We don’t want to spend your money reinventing the wheel, so wherever possible we will use tried and tested existing open source components to assemble your system. If your requirements mean we have to make improvementsto this borrowed code, we’d like your permission to share our changes with the community. And unless it’s the major thing that gives you an edge over your competitors, if we think work we’re doing for you would make sense as an open source component in its own right we’ll encourage you to share that too, under your own name. If you’re nervous about this approach, remember that sharing code isn’t just about giving something back – the more skilled developers are working with your code, the more chance they’ll find bugs other people haven’t spotted yet, or come up with improvements you can use too. Further, a whole range of industry leading commercial tools are available freeof charge for open source projects which may help to reduce your costs. If you’re still not sure, that’s fine – it’s your code.
Our business is a technology startup. We’ve done our homework to get this far, but these are concepts we’ll develop over time. We’ll encourage our staff, our clients and the wider technology community to share their views on how we work and use feedback to make our service better.

Andrew Coulton Founder & technical lead Twitter Linkedin Google+ Github

Andrew Coulton

Andrew formed inGenerator in late 2012 after spending almost 13 years in roles supporting delivery of the arts in Scotland. He was Administrative Director of the Edinburgh International Book Festival from May 2009 – January 2013, responsible for the organisation’s strategic planning, public funding, finance, administration and festival delivery. Before joining the Book Festival’s permanent staff, Andrew spent ten years working as a production and technical manager, lighting designer and electrician through PROScenia, his previous business. He delivered a wide range of projects for clients including the Book Festival, the National Theatre of Scotland, Visible Fictions, TAG, the Citizen’s Theatre, Grid Iron, the Traverse and Prime Productions. He is currently a member of the Board of Stellar Quines - an award winning Scottish theatre company that celebrates the energy, experience and perspective of women.

As part of his Book Festival role, Andrew was a member of the Board of Festivals Edinburgh and spent almost four years chairing the cross-festival Environmental Sustainability and Innovation working groups.
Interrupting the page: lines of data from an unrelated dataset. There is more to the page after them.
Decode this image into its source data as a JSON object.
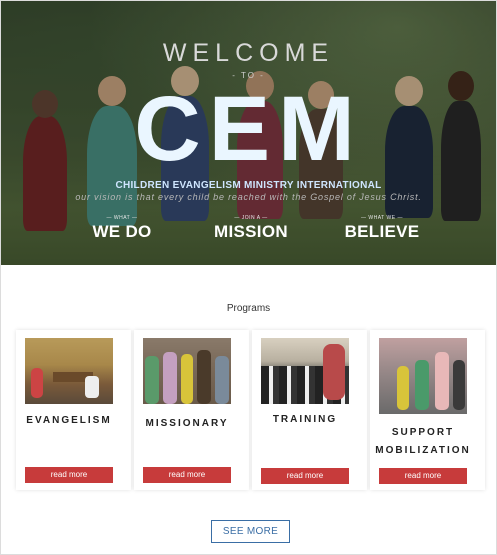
{
  "hero": {
    "welcome": "WELCOME",
    "to": "- TO -",
    "brand": "CEM",
    "org_name": "CHILDREN EVANGELISM MINISTRY INTERNATIONAL",
    "vision": "our vision is that every child be reached with the Gospel of Jesus Christ.",
    "ctas": [
      {
        "small": "— WHAT —",
        "big": "WE DO"
      },
      {
        "small": "— JOIN A —",
        "big": "MISSION"
      },
      {
        "small": "— WHAT WE —",
        "big": "BELIEVE"
      }
    ]
  },
  "programs": {
    "title": "Programs",
    "cards": [
      {
        "label_lines": [
          "EVANGELISM"
        ],
        "button": "read more"
      },
      {
        "label_lines": [
          "MISSIONARY"
        ],
        "button": "read more"
      },
      {
        "label_lines": [
          "TRAINING"
        ],
        "button": "read more"
      },
      {
        "label_lines": [
          "SUPPORT",
          "MOBILIZATION"
        ],
        "button": "read more"
      }
    ],
    "see_more": "SEE MORE"
  },
  "colors": {
    "accent_red": "#c73b3b",
    "link_blue": "#3a6ea5",
    "brand_text": "#eaf6ff"
  }
}
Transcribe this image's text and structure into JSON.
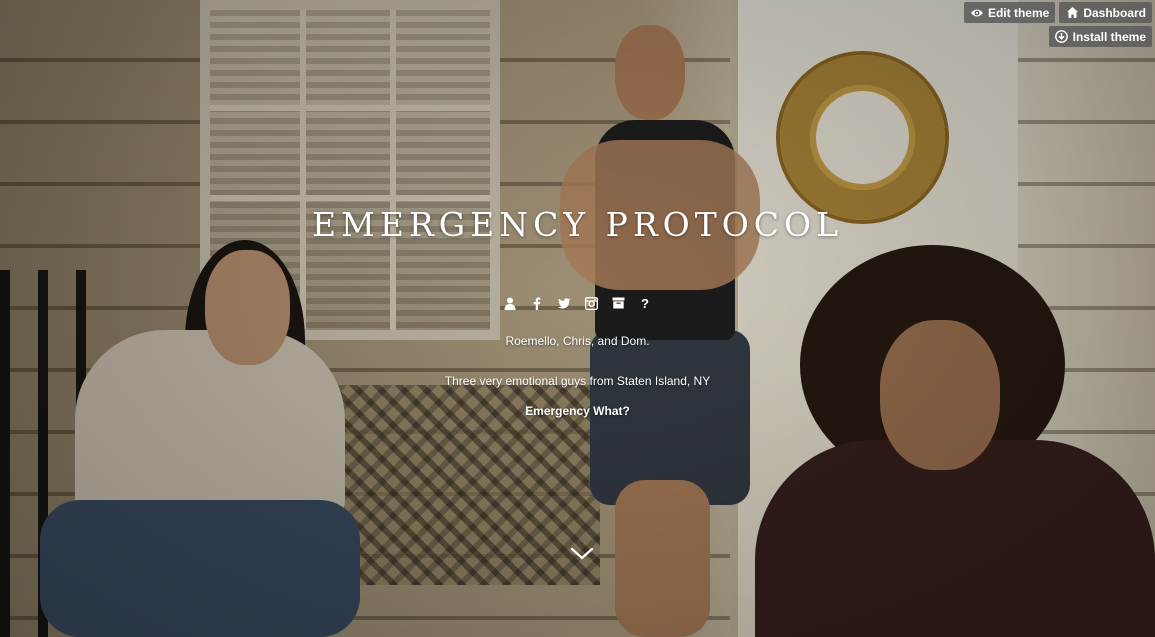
{
  "admin_controls": {
    "edit_theme_label": "Edit theme",
    "dashboard_label": "Dashboard",
    "install_theme_label": "Install theme",
    "icons": [
      "eye-icon",
      "home-icon",
      "download-icon"
    ]
  },
  "blog": {
    "title": "EMERGENCY PROTOCOL",
    "nav_icons": [
      "person-icon",
      "facebook-icon",
      "twitter-icon",
      "instagram-icon",
      "archive-icon",
      "question-icon"
    ],
    "question_glyph": "?",
    "description_line1": "Roemello, Chris, and Dom.",
    "description_line2": "Three very emotional guys from Staten Island, NY",
    "description_link": "Emergency What?"
  },
  "scroll_down_icon": "chevron-down-icon",
  "colors": {
    "text": "#ffffff",
    "button_bg": "#5a5a5a"
  }
}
Through these groups, the Edinburgh Festivals played a key role in laying the foundations for Creative Carbon Scotland and Sync, which now work to support carbon reduction and technical innovation across the Scottish cultural sector.

Andrew started writing code almost before he started writing English (and has the atrocious handwriting to prove it). Throughout his career in the arts he has developed and supported a wide range of business critical desktop and web-based systems - including a suite of applications that since 2007 have transformed the Book Festival's efficiency and operations. He is thrilled now to be able to spend more of his time solving these kinds of problems, and to be supporting a wider range of arts and culture organisations.